By Andile Tshuma
Long winding queues have resurfaced at fuel stations in Bulawayo with motorists expressing frustration over the situation during the lockdown.
Service station staffers who spoke to Chronicle yesterday said they had been instructed to sell limited quantities of fuel as they were hoarding the rest of their supplies in anticipation of a rumoured fuel price hike.
An attendant in Belmont said his boss had told him to only sell 5 000 litres out of 47 000 litres which was available.
“We have more than 33 000 litres petrol and about 14 000 litres of diesel now although we are expecting more deliveries. So, my bosses have said we must not sell more than a combined 5 000 litres of both petrol and diesel as fuel is expected to go up.
“If it goes up and we sell at the new price, we will make a profit, so right now, we are only using one pump for petrol and one pump for diesel. On a normal day we use three or four pumps for each,” he said.
On Tuesday last week, the Zimbabwe Energy Regulatory Authority (Zera) reduced the price of petrol and diesel by 77 cents and 68 cents respectively owing to a fall in Free on Board (FOB) prices and the revised duty regime.
Zera said the new prices would see a litre of blend petrol (E5) retailing at $21 while diesel would sell at $20,84 per litre. Prior to the review, the price of petrol was pegged at $21,77 while diesel was at $21, 52 per litre.
Chronicle observed yesterday that there were long queues at most service stations, which had petrol and were selling in local currency. Service stations that sold in forex had few vehicles waiting for service.
Motorists said they feared that the pre-lockdown fuel queues were back as more vehicles returned on the roads following a slight relaxation of the Covid-19 lockdown.
Some said they feared a fuel price increase, which was the norm after fuel shortages.
A motorist, Mr Sitshoni Donga, who was in a queue along Luveve Road in Entumbane suburb said he was puzzled about what caused the fuel shortage and long queues during the lockdown when there were few vehicles on the roads.
“I have been in the queue for more than four hours now. There were more than 50 cars ahead of me but the queue is moving slowly. I wonder why we are having queues during lockdown.
“Kombis which are always blamed for chaos and confusion are not even there and we usually say they are the reason for fuel queues. They are not on the road but we still have long queues,” he said.
Mr Nqobani Mthunzi from Nkulumane 12 suburb said Government must make a provision for essential services workers to access fuel without having to queue at service stations.
“I cannot be rushing for a patient and also be expected to wait in line with everyone else. There is nothing special about me as a person, but that patient waiting to be attended to is special. All life is precious and every hour I spend in a queue may be the defining moment of whether she lives or not,” he said.
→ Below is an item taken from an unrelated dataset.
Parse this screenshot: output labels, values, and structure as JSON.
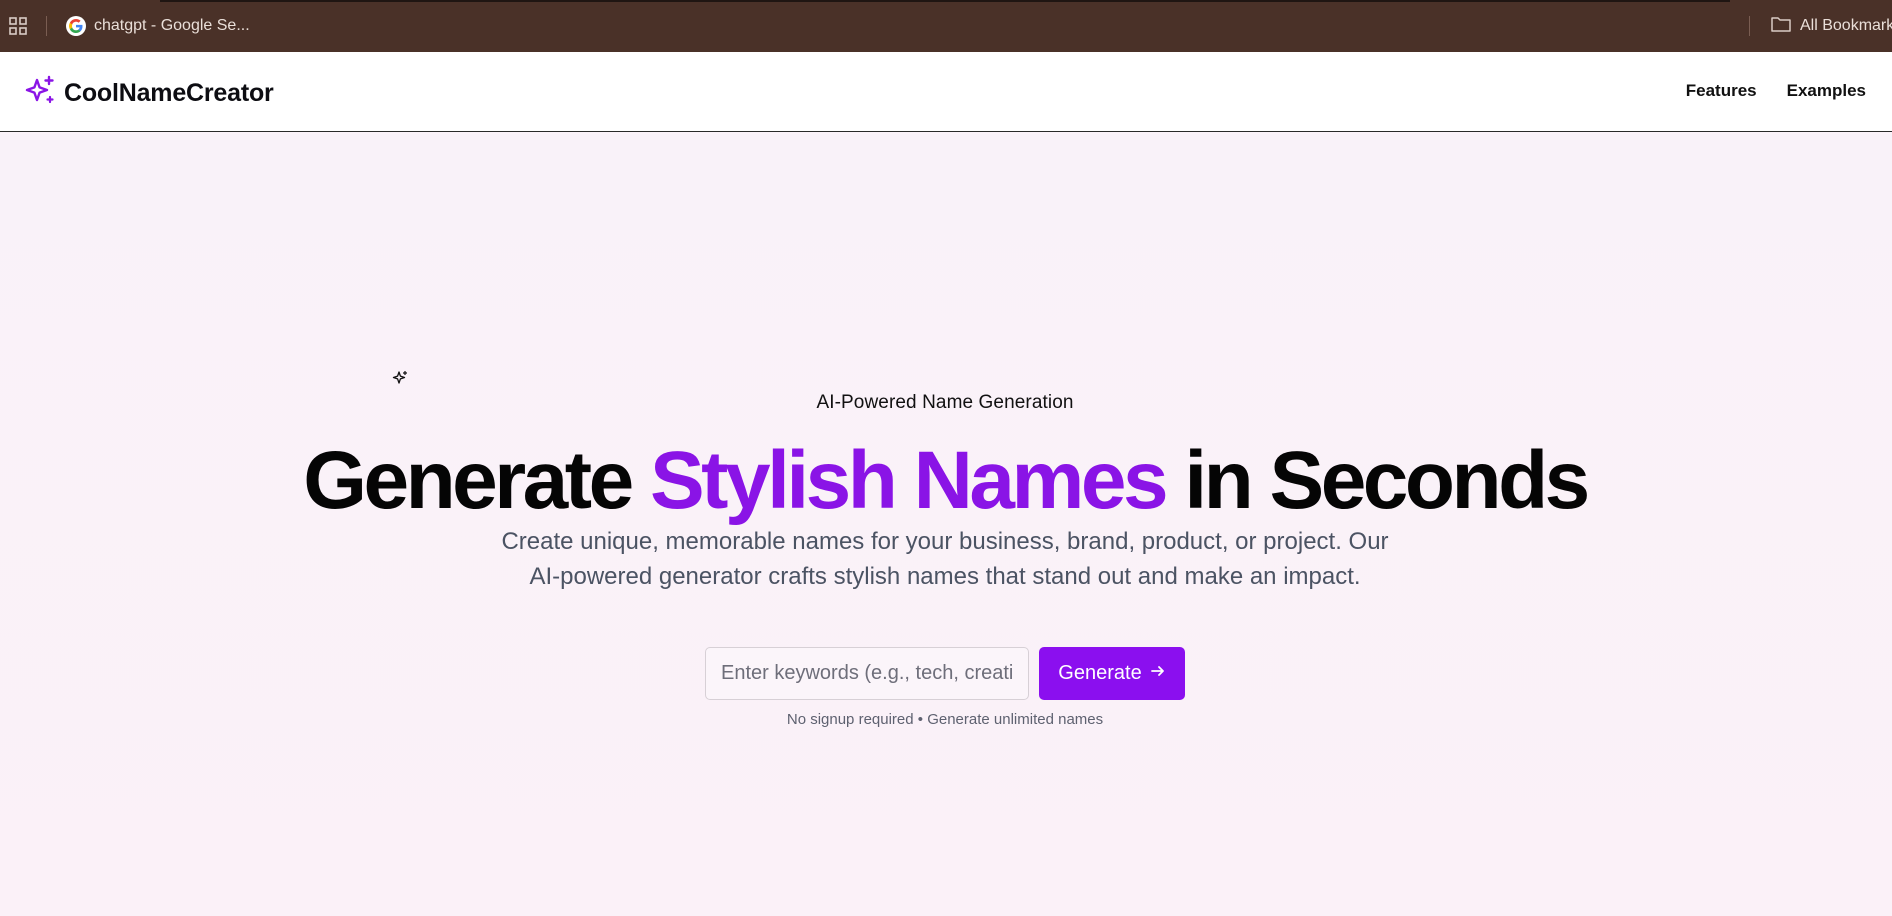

Ms Patience Nkomo from Southwold Suburb, said the lockdown provided an opportunity for Government to sort out the fuel sector so that when normalcy returned, fuel woes would be a thing of the past.
“Government must use the lockdown period to ensure that it fixes what usually creates chaos. At some point they said public service vehicles will have to have their own service stations to avoid queues. Right now kombis are parked but we are in queues. It shows that kombis were not the problem,” said Ms Nkomo.
Ms Nicola Ncube said:
“There was a rumour that the fuel price will go up. Maybe service stations are planning to hoard that fuel so that they start selling only when the fuel goes up.”
In an interview, Minister of Energy and Power Development, Fortune Chasi said:
“We are looking into the matter. Unfortunately, I cannot give a response now but after engagements with my team, I will be able to respond tomorrow.” The Chronicle